The results confirmed Boserup’s prediction: countries with higher percentages of people from plow cultures had lower numbers of women working outside the home and gender attitudes among both men and women more focused on male superiority. To make sure these results were really associated with plow use rather than something else they controlled for a wide variety of potential confounding variables, and the results were still quite robust. They also did a separate analysis of workforce participation among female immigrants and daughters of immigrants to the US, to control for the possibility that institutional structures in countries with histories of plow use rather than cultural factors were causing the effects on women’s workforce participation there. The results remained the same, with female immigrants from plow cultures less likely to work than other immigrant women and the same effect for daughters of immigrants, with the effect strongest when both parents were from the same ethnic background.
These results aren’t definitive, of course. The paper is certainly pretty rough, although more in the writeup than the data. Also, with any statistical analysis like this there is always the possibility of additional factors that the authors missed that could be causing these effects. In this case, however, the authors did a very good job of considering and controlling for a wide variety of possible confounding factors. This paper is a good example of how interdisciplinary research can work well. In this case the data and many of the crucial assumptions behind the analysis came from anthropology, while the analytical tools came from economics.

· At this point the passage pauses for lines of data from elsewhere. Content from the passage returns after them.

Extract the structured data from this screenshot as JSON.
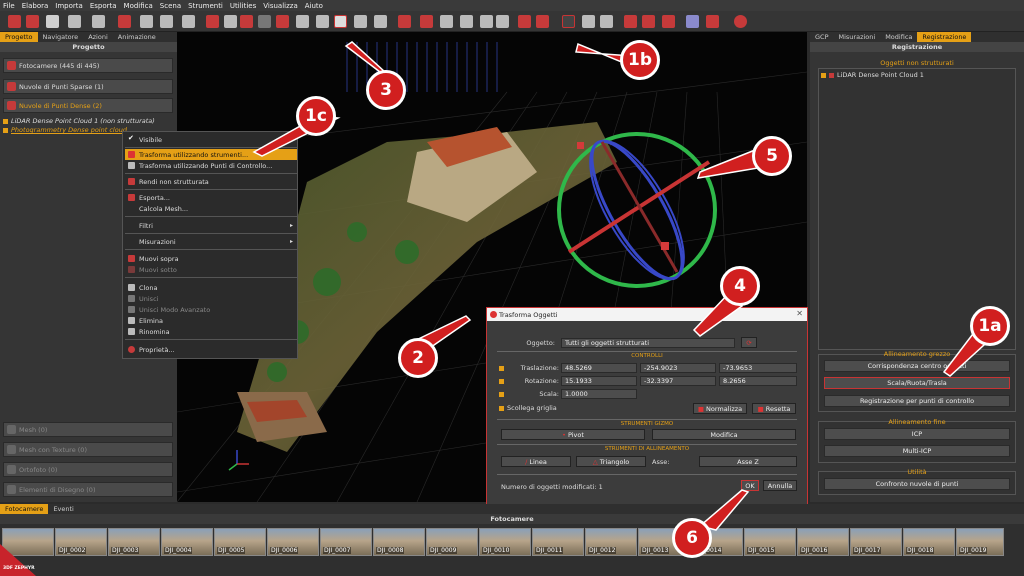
{
  "menu": [
    "File",
    "Elabora",
    "Importa",
    "Esporta",
    "Modifica",
    "Scena",
    "Strumenti",
    "Utilities",
    "Visualizza",
    "Aiuto"
  ],
  "left_panel": {
    "tabs": [
      "Progetto",
      "Navigatore",
      "Azioni",
      "Animazione"
    ],
    "title": "Progetto",
    "groups": {
      "cameras": "Fotocamere (445 di 445)",
      "sparse": "Nuvole di Punti Sparse (1)",
      "dense": "Nuvole di Punti Dense (2)",
      "mesh": "Mesh (0)",
      "textured": "Mesh con Texture (0)",
      "ortho": "Ortofoto (0)",
      "drawing": "Elementi di Disegno (0)"
    },
    "tree": [
      "LiDAR Dense Point Cloud 1 (non strutturata)",
      "Photogrammetry Dense point cloud"
    ]
  },
  "context_menu": {
    "visibile": "Visibile",
    "transform_tools": "Trasforma utilizzando strumenti...",
    "transform_control": "Trasforma utilizzando Punti di Controllo...",
    "unstructured": "Rendi non strutturata",
    "export": "Esporta...",
    "mesh": "Calcola Mesh...",
    "filters": "Filtri",
    "measures": "Misurazioni",
    "move_up": "Muovi sopra",
    "move_down": "Muovi sotto",
    "clone": "Clona",
    "merge": "Unisci",
    "merge_adv": "Unisci Modo Avanzato",
    "delete": "Elimina",
    "rename": "Rinomina",
    "properties": "Proprietà..."
  },
  "dialog": {
    "title": "Trasforma Oggetti",
    "oggetto_label": "Oggetto:",
    "oggetto_value": "Tutti gli oggetti strutturati",
    "controlli": "CONTROLLI",
    "traslazione_label": "Traslazione:",
    "traslazione": [
      "48.5269",
      "-254.9023",
      "-73.9653"
    ],
    "rotazione_label": "Rotazione:",
    "rotazione": [
      "15.1933",
      "-32.3397",
      "8.2656"
    ],
    "scala_label": "Scala:",
    "scala": "1.0000",
    "scollega": "Scollega griglia",
    "normalizza": "Normalizza",
    "resetta": "Resetta",
    "strumenti_gizmo": "STRUMENTI GIZMO",
    "pivot": "Pivot",
    "modifica": "Modifica",
    "strumenti_allineamento": "STRUMENTI DI ALLINEAMENTO",
    "linea": "Linea",
    "triangolo": "Triangolo",
    "asse_label": "Asse:",
    "asse_value": "Asse Z",
    "count": "Numero di oggetti modificati: 1",
    "ok": "OK",
    "annulla": "Annulla"
  },
  "right_panel": {
    "tabs": [
      "GCP",
      "Misurazioni",
      "Modifica",
      "Registrazione"
    ],
    "title": "Registrazione",
    "unstructured_title": "Oggetti non strutturati",
    "unstructured_item": "LiDAR Dense Point Cloud 1",
    "coarse_title": "Allineamento grezzo",
    "btn_centers": "Corrispondenza centro oggetti",
    "btn_scale": "Scala/Ruota/Trasla",
    "btn_gcp": "Registrazione per punti di controllo",
    "fine_title": "Allineamento fine",
    "btn_icp": "ICP",
    "btn_multi": "Multi-ICP",
    "util_title": "Utilità",
    "btn_compare": "Confronto nuvole di punti"
  },
  "bottom": {
    "tabs": [
      "Fotocamere",
      "Eventi"
    ],
    "title": "Fotocamere",
    "thumbs": [
      "",
      "DJI_0002",
      "DJI_0003",
      "DJI_0004",
      "DJI_0005",
      "DJI_0006",
      "DJI_0007",
      "DJI_0008",
      "DJI_0009",
      "DJI_0010",
      "DJI_0011",
      "DJI_0012",
      "DJI_0013",
      "DJI_0014",
      "DJI_0015",
      "DJI_0016",
      "DJI_0017",
      "DJI_0018",
      "DJI_0019"
    ]
  },
  "logo": "3DF ZEPHYR",
  "callouts": [
    "1a",
    "1b",
    "1c",
    "2",
    "3",
    "4",
    "5",
    "6"
  ],
  "colors": {
    "accent": "#e5a016",
    "highlight": "#c83434",
    "callout": "#d11f1f"
  }
}
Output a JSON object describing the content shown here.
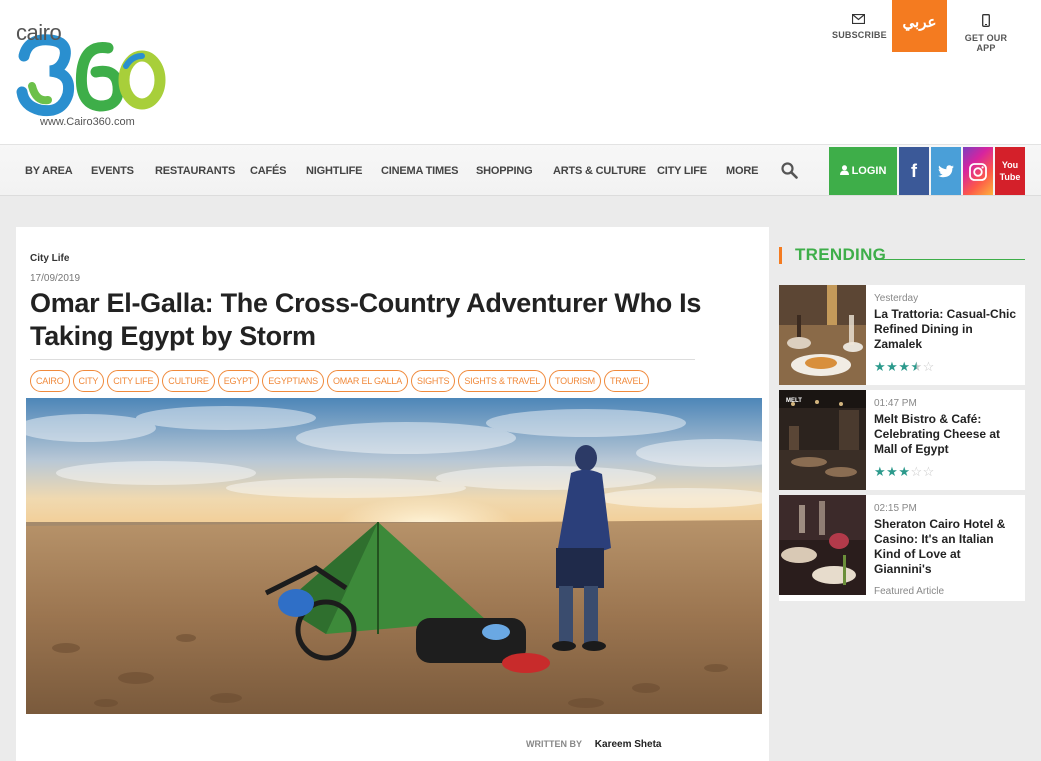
{
  "header": {
    "logo_word": "cairo",
    "logo_number": "360",
    "logo_url": "www.Cairo360.com",
    "subscribe_label": "SUBSCRIBE",
    "arabic_label": "عربي",
    "app_label": "GET OUR APP"
  },
  "nav": {
    "items": [
      "BY AREA",
      "EVENTS",
      "RESTAURANTS",
      "CAFÉS",
      "NIGHTLIFE",
      "CINEMA TIMES",
      "SHOPPING",
      "ARTS & CULTURE",
      "CITY LIFE",
      "MORE"
    ],
    "login_label": "LOGIN",
    "social": {
      "facebook": "f",
      "twitter": "twitter-bird",
      "instagram": "instagram",
      "youtube": "You Tube"
    }
  },
  "article": {
    "category": "City Life",
    "date": "17/09/2019",
    "title": "Omar El-Galla: The Cross-Country Adventurer Who Is Taking Egypt by Storm",
    "tags": [
      "CAIRO",
      "CITY",
      "CITY LIFE",
      "CULTURE",
      "EGYPT",
      "EGYPTIANS",
      "OMAR EL GALLA",
      "SIGHTS",
      "SIGHTS & TRAVEL",
      "TOURISM",
      "TRAVEL"
    ],
    "byline_label": "WRITTEN BY",
    "author": "Kareem Sheta"
  },
  "sidebar": {
    "trending_title": "TRENDING",
    "cards": [
      {
        "meta": "Yesterday",
        "title": "La Trattoria: Casual-Chic Refined Dining in Zamalek",
        "rating": 3.5
      },
      {
        "meta": "01:47 PM",
        "title": "Melt Bistro & Café: Celebrating Cheese at Mall of Egypt",
        "rating": 3
      },
      {
        "meta": "02:15 PM",
        "title": "Sheraton Cairo Hotel & Casino: It's an Italian Kind of Love at Giannini's",
        "footer": "Featured Article"
      }
    ],
    "thumb2_label": "MELT"
  },
  "colors": {
    "brand_orange": "#f47b20",
    "brand_green": "#3eae49",
    "tag_orange": "#f08a3c",
    "star_teal": "#2c9a8c"
  }
}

This kind of research won’t replace traditional anthropological research, but it is a useful supplement to it. Multiple lines of evidence are always good when evaluating complicated questions such as those that arise in studying human societies.
To bring this back to the usual subject matter of this blog, another possible factor in whether or not a society uses the plow is of course the presence or absence of draft animals. The general lack of draft animals in the Americas was probably one contributing factor to the lack of plow agriculture. We’ve seen a similar explanation advanced for the lack of wheeled vehicles in the Americas as well. However, given that maize and other indigenous cultivated plants like potatoes and manioc don’t require use of the plow, it’s likely that the crop-based explanation advanced by this paper is more important in explaining the non-plow nature of American agriculture. Regardless of why, however, it is certainly the case that the Americas did not develop plow cultures like those of the Old World, with their extreme gender inequality and ideology that a woman’s place is in the home.